What you have to do
One number is all that is asked for: the number of lines below that hold the string "JSON".

Element data from apps and pages:
◆ ◆ ◆

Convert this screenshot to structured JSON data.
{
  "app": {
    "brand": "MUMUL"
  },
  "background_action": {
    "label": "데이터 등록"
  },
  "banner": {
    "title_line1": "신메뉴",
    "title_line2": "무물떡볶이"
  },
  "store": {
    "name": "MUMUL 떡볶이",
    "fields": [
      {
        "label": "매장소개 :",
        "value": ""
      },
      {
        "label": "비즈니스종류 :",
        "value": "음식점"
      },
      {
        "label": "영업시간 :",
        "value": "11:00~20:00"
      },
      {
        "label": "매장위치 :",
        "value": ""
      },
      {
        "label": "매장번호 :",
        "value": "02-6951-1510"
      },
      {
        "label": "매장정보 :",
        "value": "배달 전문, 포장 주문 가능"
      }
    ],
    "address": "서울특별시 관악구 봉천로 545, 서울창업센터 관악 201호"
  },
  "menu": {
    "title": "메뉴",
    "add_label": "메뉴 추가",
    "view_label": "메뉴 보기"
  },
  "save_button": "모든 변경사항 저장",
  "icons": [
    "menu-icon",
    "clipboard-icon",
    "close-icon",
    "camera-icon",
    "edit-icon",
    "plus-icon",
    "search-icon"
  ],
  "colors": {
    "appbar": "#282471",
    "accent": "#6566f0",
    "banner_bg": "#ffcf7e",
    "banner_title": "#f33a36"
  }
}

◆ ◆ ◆

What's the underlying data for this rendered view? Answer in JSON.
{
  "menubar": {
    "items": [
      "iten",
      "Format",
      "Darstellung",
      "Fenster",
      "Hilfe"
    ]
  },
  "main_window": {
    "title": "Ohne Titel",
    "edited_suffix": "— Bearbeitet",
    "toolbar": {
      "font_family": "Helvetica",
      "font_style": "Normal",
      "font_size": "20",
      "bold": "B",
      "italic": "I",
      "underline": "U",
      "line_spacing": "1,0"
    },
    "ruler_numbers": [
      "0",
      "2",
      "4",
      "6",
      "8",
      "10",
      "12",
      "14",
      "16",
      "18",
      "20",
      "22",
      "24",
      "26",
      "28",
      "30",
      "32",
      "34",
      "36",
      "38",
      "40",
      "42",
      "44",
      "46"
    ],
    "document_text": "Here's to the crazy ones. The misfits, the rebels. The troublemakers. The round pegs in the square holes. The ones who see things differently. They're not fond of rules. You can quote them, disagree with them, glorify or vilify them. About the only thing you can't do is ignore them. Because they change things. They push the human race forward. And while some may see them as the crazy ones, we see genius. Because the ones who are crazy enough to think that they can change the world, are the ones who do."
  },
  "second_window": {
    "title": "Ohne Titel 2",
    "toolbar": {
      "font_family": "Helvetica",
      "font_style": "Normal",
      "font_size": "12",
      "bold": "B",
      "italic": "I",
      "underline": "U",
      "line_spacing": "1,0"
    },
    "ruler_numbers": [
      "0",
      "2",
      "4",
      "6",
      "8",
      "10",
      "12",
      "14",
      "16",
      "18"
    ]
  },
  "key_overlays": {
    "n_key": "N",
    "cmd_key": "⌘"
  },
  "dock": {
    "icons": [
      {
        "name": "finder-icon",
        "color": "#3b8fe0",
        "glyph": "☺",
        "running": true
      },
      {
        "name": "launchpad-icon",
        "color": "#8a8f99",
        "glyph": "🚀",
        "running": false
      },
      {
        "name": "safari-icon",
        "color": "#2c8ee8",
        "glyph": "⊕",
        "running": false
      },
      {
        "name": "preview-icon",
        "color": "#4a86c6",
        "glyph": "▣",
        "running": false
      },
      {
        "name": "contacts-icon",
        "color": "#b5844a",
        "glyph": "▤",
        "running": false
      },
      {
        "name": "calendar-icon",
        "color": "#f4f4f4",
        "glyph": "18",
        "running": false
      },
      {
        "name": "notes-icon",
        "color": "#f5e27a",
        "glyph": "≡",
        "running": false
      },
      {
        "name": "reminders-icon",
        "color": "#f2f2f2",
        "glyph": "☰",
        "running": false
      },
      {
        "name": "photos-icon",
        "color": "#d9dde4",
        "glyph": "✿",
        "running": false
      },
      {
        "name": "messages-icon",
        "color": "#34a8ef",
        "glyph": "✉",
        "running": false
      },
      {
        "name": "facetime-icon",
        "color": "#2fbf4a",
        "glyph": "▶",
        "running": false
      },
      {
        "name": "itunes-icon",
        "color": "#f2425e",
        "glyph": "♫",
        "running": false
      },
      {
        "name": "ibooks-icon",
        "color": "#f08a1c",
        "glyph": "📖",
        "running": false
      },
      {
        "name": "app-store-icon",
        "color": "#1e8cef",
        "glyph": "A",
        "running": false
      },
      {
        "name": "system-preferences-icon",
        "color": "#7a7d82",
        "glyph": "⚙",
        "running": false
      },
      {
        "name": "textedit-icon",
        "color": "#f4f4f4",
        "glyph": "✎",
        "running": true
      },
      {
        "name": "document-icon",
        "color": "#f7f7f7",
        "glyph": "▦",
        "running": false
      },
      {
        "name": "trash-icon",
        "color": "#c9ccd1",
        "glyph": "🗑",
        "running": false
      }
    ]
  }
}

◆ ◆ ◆

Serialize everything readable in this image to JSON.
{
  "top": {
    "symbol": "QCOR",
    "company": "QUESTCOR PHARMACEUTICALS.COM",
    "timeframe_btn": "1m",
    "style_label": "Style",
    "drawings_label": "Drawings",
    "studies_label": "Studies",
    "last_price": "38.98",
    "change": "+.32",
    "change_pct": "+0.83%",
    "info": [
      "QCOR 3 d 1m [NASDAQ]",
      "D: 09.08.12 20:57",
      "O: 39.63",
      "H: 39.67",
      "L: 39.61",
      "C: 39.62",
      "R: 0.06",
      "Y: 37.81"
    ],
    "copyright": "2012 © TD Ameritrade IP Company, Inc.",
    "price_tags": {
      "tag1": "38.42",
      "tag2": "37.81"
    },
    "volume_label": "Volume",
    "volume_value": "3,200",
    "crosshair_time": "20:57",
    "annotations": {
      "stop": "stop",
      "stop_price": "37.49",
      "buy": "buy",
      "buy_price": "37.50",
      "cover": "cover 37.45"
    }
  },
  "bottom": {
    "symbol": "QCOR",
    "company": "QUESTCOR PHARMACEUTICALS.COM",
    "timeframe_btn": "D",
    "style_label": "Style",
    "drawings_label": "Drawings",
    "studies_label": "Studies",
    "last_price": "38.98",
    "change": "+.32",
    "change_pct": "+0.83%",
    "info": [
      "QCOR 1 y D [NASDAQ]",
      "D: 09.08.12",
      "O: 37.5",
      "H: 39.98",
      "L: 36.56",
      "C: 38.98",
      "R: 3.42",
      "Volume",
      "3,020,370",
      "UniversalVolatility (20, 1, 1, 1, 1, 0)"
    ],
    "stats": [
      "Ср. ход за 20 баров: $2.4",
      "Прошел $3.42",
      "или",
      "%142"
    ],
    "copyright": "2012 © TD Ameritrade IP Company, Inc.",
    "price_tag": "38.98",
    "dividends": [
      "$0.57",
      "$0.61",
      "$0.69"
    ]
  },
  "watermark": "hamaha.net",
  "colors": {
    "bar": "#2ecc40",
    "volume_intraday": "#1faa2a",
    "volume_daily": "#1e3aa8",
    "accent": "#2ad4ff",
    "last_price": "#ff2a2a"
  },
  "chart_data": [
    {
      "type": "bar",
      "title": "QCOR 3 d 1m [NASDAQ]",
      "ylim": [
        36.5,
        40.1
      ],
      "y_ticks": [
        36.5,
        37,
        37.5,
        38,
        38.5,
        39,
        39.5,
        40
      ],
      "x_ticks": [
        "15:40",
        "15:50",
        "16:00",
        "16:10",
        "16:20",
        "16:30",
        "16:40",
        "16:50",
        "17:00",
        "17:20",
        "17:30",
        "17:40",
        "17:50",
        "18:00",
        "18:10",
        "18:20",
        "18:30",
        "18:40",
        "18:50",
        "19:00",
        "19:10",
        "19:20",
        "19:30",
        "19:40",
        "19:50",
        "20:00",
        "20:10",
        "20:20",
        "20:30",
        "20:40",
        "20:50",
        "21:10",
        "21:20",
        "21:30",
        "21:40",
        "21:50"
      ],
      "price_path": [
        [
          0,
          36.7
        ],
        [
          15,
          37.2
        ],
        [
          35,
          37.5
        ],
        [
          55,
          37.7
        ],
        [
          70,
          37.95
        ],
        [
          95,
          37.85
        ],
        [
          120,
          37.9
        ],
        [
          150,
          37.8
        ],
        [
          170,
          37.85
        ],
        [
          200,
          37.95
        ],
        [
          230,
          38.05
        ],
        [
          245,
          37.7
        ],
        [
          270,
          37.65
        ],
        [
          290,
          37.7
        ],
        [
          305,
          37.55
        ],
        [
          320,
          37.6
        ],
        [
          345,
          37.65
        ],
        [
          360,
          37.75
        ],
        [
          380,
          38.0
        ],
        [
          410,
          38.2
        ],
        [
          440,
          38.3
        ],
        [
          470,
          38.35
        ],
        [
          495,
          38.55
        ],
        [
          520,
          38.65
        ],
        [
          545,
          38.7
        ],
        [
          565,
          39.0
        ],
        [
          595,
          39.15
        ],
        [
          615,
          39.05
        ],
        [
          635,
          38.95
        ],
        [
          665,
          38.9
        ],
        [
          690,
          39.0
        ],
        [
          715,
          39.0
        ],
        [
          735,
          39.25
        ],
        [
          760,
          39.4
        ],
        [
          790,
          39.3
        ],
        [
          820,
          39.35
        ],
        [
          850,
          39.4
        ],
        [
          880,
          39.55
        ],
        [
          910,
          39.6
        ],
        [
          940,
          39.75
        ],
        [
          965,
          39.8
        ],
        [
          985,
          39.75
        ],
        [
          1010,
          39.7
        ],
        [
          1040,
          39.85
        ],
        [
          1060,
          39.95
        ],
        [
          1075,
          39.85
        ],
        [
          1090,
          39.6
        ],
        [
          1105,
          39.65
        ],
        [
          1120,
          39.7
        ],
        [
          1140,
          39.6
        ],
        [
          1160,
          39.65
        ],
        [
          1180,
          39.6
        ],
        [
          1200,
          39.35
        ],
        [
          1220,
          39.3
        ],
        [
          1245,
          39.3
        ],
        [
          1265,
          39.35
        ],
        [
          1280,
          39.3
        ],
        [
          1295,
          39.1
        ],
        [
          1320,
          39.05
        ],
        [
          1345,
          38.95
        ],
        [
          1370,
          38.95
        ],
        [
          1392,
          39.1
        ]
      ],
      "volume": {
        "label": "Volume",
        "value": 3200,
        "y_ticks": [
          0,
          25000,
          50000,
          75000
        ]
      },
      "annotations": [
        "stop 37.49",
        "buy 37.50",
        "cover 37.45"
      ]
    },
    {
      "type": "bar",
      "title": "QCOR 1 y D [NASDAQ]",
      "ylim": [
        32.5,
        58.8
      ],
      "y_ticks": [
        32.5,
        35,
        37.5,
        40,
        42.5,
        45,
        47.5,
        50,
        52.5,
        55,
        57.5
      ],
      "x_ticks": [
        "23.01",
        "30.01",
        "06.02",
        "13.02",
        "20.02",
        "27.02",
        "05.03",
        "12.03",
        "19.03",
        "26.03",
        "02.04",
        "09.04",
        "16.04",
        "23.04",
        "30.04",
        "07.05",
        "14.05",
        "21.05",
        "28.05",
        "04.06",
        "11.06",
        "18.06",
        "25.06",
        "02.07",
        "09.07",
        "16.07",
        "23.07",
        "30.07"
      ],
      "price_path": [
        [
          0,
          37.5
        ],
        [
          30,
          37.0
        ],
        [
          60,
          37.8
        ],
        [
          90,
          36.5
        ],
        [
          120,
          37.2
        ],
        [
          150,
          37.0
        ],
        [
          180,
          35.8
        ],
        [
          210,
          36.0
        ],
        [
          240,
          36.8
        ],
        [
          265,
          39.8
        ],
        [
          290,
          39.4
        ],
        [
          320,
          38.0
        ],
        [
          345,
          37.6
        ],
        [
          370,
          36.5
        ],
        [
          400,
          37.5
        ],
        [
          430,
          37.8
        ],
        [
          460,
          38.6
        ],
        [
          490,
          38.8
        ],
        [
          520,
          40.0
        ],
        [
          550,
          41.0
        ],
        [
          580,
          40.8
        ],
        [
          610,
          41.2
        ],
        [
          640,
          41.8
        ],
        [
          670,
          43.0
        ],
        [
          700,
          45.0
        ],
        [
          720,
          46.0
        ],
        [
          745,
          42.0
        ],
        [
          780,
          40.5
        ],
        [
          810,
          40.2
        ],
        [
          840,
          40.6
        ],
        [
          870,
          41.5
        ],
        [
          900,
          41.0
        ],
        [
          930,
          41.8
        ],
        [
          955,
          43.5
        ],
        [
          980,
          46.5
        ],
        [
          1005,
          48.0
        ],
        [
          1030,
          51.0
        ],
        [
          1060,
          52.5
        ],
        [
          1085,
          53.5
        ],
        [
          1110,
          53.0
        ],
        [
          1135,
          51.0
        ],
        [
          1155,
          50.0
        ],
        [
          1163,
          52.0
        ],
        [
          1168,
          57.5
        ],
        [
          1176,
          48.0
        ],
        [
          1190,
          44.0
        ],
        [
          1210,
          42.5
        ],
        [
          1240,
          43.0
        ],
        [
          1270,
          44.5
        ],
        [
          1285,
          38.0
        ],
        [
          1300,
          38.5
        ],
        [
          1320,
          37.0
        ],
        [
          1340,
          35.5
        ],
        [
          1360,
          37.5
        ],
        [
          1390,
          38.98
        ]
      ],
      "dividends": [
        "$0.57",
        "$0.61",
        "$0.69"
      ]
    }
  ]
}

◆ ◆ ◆

Task response
3